(Stored data entries)
--

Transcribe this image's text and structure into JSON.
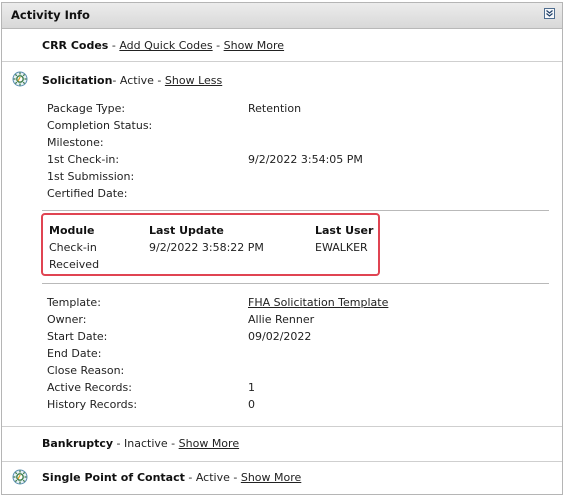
{
  "header": {
    "title": "Activity Info",
    "collapse_icon": "chevron-down-icon"
  },
  "crr": {
    "title": "CRR Codes",
    "add_link": "Add Quick Codes",
    "show_link": "Show More",
    "separator": "-"
  },
  "solicitation": {
    "title": "Solicitation",
    "status": "- Active -",
    "toggle_link": "Show Less",
    "fields": [
      {
        "label": "Package Type:",
        "value": "Retention"
      },
      {
        "label": "Completion Status:",
        "value": ""
      },
      {
        "label": "Milestone:",
        "value": ""
      },
      {
        "label": "1st Check-in:",
        "value": "9/2/2022 3:54:05 PM"
      },
      {
        "label": "1st Submission:",
        "value": ""
      },
      {
        "label": "Certified Date:",
        "value": ""
      }
    ],
    "modules": {
      "headers": [
        "Module",
        "Last Update",
        "Last User"
      ],
      "rows": [
        {
          "module_line1": "Check-in",
          "module_line2": "Received",
          "last_update": "9/2/2022 3:58:22 PM",
          "last_user": "EWALKER"
        }
      ]
    },
    "details": [
      {
        "label": "Template:",
        "value": "FHA Solicitation Template",
        "is_link": true
      },
      {
        "label": "Owner:",
        "value": "Allie Renner"
      },
      {
        "label": "Start Date:",
        "value": "09/02/2022"
      },
      {
        "label": "End Date:",
        "value": ""
      },
      {
        "label": "Close Reason:",
        "value": ""
      },
      {
        "label": "Active Records:",
        "value": "1"
      },
      {
        "label": "History Records:",
        "value": "0"
      }
    ]
  },
  "bankruptcy": {
    "title": "Bankruptcy",
    "status": "- Inactive -",
    "show_link": "Show More"
  },
  "spoc": {
    "title": "Single Point of Contact",
    "status": "- Active -",
    "show_link": "Show More"
  },
  "colors": {
    "highlight_border": "#e04452",
    "header_bg": "#e2e2e2"
  }
}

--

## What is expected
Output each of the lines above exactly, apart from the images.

## Exercise answer
Transcribe this image's text and structure into JSON.
{
  "header": {
    "title": "Activity Info",
    "collapse_icon": "chevron-down-icon"
  },
  "crr": {
    "title": "CRR Codes",
    "add_link": "Add Quick Codes",
    "show_link": "Show More",
    "separator": "-"
  },
  "solicitation": {
    "title": "Solicitation",
    "status": "- Active -",
    "toggle_link": "Show Less",
    "fields": [
      {
        "label": "Package Type:",
        "value": "Retention"
      },
      {
        "label": "Completion Status:",
        "value": ""
      },
      {
        "label": "Milestone:",
        "value": ""
      },
      {
        "label": "1st Check-in:",
        "value": "9/2/2022 3:54:05 PM"
      },
      {
        "label": "1st Submission:",
        "value": ""
      },
      {
        "label": "Certified Date:",
        "value": ""
      }
    ],
    "modules": {
      "headers": [
        "Module",
        "Last Update",
        "Last User"
      ],
      "rows": [
        {
          "module_line1": "Check-in",
          "module_line2": "Received",
          "last_update": "9/2/2022 3:58:22 PM",
          "last_user": "EWALKER"
        }
      ]
    },
    "details": [
      {
        "label": "Template:",
        "value": "FHA Solicitation Template",
        "is_link": true
      },
      {
        "label": "Owner:",
        "value": "Allie Renner"
      },
      {
        "label": "Start Date:",
        "value": "09/02/2022"
      },
      {
        "label": "End Date:",
        "value": ""
      },
      {
        "label": "Close Reason:",
        "value": ""
      },
      {
        "label": "Active Records:",
        "value": "1"
      },
      {
        "label": "History Records:",
        "value": "0"
      }
    ]
  },
  "bankruptcy": {
    "title": "Bankruptcy",
    "status": "- Inactive -",
    "show_link": "Show More"
  },
  "spoc": {
    "title": "Single Point of Contact",
    "status": "- Active -",
    "show_link": "Show More"
  },
  "colors": {
    "highlight_border": "#e04452",
    "header_bg": "#e2e2e2"
  }
}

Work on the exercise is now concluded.